And what we confess is “One Baptism.” This refers to St. Paul’s expressio, “One Lord, one faith, one Baptism” (Eph. 4:5). If Baptism is the beginning of a life-long journey towards God, we might ask ourselves, “Do we really want to make this journey by ourselves? Do we want to be lonely wayfarers stumbling somehow toward the infinite? Or do we not want companions and friends along the way, men and women who have opened their hearts to the same Lord, to the same faith, and to the same hope, as we have? And is it not the case that the Church’s mission to spread the Gospel is more credible when people can look at us and our church communities and see a oneness and a joy that transcends ideology, style, personal likes and dislikes – but focuses instead on the love of God that has the power to overwhelm our sins and in turn to illuminate us so that along with Christ we are light to the world? Not for nothing did Jesus pray that we would be one “so that the world may believe” – and the foundation of our oneness is not merely our good will but the gift of Baptism. It is Baptism that makes each of us a member of the Body of Christ, unique and unrepeatable, but a contributor to the Church’s unity and vitality. So it is that we confess “One Baptism.”

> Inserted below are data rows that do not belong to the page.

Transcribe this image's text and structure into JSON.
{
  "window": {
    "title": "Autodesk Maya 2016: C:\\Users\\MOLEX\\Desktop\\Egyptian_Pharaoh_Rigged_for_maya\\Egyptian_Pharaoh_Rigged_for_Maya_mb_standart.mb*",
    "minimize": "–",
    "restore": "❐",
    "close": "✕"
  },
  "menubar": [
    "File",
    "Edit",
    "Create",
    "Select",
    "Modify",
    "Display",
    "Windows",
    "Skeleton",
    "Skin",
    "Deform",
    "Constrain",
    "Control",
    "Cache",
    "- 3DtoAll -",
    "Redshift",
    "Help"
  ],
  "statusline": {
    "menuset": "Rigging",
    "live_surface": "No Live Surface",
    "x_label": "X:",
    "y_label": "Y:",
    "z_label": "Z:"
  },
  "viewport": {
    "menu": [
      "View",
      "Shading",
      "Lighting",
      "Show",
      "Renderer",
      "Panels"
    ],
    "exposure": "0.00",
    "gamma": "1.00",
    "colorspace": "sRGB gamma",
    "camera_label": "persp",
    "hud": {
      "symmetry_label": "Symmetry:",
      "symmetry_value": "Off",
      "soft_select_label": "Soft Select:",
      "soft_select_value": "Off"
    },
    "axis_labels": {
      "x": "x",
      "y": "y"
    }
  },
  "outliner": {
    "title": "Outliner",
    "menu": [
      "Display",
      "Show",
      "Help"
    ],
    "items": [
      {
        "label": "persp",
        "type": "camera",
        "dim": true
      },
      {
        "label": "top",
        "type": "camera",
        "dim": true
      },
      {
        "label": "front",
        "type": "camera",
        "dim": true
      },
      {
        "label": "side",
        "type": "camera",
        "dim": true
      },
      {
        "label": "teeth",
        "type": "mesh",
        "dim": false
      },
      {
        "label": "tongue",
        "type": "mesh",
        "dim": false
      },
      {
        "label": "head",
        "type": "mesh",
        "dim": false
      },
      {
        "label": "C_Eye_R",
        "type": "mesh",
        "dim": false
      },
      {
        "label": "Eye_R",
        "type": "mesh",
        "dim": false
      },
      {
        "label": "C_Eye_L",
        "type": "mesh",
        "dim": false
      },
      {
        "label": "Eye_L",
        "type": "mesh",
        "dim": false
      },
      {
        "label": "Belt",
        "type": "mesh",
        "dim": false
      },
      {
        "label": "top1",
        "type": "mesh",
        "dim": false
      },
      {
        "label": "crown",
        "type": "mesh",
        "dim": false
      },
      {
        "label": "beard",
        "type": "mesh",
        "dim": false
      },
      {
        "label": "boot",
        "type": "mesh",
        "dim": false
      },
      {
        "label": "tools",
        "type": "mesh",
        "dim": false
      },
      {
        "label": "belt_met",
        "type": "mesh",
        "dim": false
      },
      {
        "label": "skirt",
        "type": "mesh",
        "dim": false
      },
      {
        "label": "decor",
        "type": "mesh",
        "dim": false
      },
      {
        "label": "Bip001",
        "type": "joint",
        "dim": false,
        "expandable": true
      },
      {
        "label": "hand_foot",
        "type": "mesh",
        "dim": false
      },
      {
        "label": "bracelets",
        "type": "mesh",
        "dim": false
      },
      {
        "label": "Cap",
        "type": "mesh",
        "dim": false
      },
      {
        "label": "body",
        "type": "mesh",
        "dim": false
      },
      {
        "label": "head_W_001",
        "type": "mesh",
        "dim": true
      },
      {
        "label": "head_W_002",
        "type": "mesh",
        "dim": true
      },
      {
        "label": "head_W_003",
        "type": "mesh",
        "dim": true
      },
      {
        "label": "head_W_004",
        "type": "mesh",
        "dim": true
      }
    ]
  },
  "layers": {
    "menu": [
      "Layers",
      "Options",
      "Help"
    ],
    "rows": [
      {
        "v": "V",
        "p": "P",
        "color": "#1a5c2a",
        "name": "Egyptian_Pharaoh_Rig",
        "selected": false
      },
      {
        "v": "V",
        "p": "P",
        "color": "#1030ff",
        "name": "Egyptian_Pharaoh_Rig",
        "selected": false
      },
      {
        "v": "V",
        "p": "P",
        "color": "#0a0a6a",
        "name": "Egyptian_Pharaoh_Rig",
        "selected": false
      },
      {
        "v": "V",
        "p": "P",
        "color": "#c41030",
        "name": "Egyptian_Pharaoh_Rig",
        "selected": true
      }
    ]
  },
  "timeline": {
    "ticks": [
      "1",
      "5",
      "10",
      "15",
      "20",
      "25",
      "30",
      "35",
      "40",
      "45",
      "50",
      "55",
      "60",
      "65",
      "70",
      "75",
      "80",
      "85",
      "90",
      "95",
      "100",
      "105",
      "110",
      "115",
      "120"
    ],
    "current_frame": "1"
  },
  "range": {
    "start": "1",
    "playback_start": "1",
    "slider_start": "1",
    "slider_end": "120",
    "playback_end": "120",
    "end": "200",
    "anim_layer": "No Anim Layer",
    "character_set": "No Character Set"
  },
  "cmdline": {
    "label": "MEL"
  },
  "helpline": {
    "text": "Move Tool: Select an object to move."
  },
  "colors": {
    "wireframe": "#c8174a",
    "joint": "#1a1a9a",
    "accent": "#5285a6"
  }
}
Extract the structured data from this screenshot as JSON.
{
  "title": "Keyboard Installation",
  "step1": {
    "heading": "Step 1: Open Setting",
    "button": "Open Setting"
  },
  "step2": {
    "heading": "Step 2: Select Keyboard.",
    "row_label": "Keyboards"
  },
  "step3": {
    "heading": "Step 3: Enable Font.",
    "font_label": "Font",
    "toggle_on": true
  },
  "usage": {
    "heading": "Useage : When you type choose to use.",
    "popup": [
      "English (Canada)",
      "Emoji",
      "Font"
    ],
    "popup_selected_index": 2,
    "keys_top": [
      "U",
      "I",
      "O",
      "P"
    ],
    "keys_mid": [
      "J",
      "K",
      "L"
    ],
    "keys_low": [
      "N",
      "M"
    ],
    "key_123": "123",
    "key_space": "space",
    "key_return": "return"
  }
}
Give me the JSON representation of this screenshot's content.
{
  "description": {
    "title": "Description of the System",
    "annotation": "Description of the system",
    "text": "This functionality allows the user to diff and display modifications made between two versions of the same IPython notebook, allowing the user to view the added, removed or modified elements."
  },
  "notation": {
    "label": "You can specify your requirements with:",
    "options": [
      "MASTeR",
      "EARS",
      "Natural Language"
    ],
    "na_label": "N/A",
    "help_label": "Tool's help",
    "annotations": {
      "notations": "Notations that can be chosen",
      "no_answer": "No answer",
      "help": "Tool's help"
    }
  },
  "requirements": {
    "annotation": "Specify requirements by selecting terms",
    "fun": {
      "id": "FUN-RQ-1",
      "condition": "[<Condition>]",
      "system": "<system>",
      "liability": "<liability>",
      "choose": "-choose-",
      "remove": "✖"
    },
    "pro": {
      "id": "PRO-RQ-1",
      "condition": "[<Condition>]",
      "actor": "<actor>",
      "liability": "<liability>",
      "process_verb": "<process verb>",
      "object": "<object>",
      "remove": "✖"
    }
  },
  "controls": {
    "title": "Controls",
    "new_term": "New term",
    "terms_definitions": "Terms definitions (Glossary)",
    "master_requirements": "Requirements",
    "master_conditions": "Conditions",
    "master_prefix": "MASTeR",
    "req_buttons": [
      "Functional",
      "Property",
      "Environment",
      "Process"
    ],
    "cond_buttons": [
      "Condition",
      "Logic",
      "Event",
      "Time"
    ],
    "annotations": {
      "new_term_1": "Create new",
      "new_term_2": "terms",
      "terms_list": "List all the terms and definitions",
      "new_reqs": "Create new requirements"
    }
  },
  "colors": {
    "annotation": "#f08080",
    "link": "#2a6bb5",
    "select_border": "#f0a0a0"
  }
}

And then there is a third phrase, “For the forgiveness of sins.” In the Sacrament of Baptism, all sins are taken away, including original sin and all of our personal sins. In being immersed into the Lord’s death and resurrection, we encounter a love “stronger than sin and more powerful than death” – and more than that, this greatest of all loves begins to dwell in our hearts, and marks us out as followers of Christ and members of his Church. We might think it would nice if after Baptism we no longer dealt with sin but, of course, that is not the case, because our human nature remains weak. So when we sin, we must continually renew our Baptism by asking forgiveness of our sins in the Sacrament of Reconciliation, which in a sense, is like a “second baptism” not with water but with tears. Our Baptism, the principal of new life, does not wear out because the Lord never tires of forgiving us of our sins, be they great or small. I always feel a deep joy when I go to Confession and receive forgiveness; it is an experience of returning to the very root of the Christian life, to Baptism. And it is a powerful testimony to the enduring love of Jesus which I always experience as a merciful love.

So on this day, when we behold Christ’s being baptized in the Jordan, may we be one in confessing the Name of God the Father’s well beloved Son, and together ‘confess one Baptism for the forgiveness of sins.’ “Let us go forward in this way, joyfully, because life should be lived with the joy of Jesus Christ.” (Pope Francis) May the Lord bless us and keep us always in his love.

Archbishop William E. Lori

Archbishop William E. Lori was installed as the 16th Archbishop of Baltimore May 16, 2012.

Prior to his appointment to Baltimore, Archbishop Lori served as Bishop of the Diocese of Bridgeport, Conn., from 2001 to 2012 and as Auxiliary Bishop of the Archdiocese of Washington from 1995 to 2001.

A native of Louisville, Ky., Archbishop Lori holds a bachelor's degree from the Seminary of St. Pius X in Erlanger, Ky., a master's degree from Mount St. Mary's Seminary in Emmitsburg and a doctorate in sacred theology from The Catholic University of America. He was ordained to the priesthood for the Archdiocese of Washington in 1977.

In addition to his responsibilities in the Archdiocese of Baltimore, Archbishop Lori serves as Supreme Chaplain of the Knights of Columbus and is the former chairman of the U.S. Conference of Catholic Bishops' Ad Hoc Committee for Religious Liberty.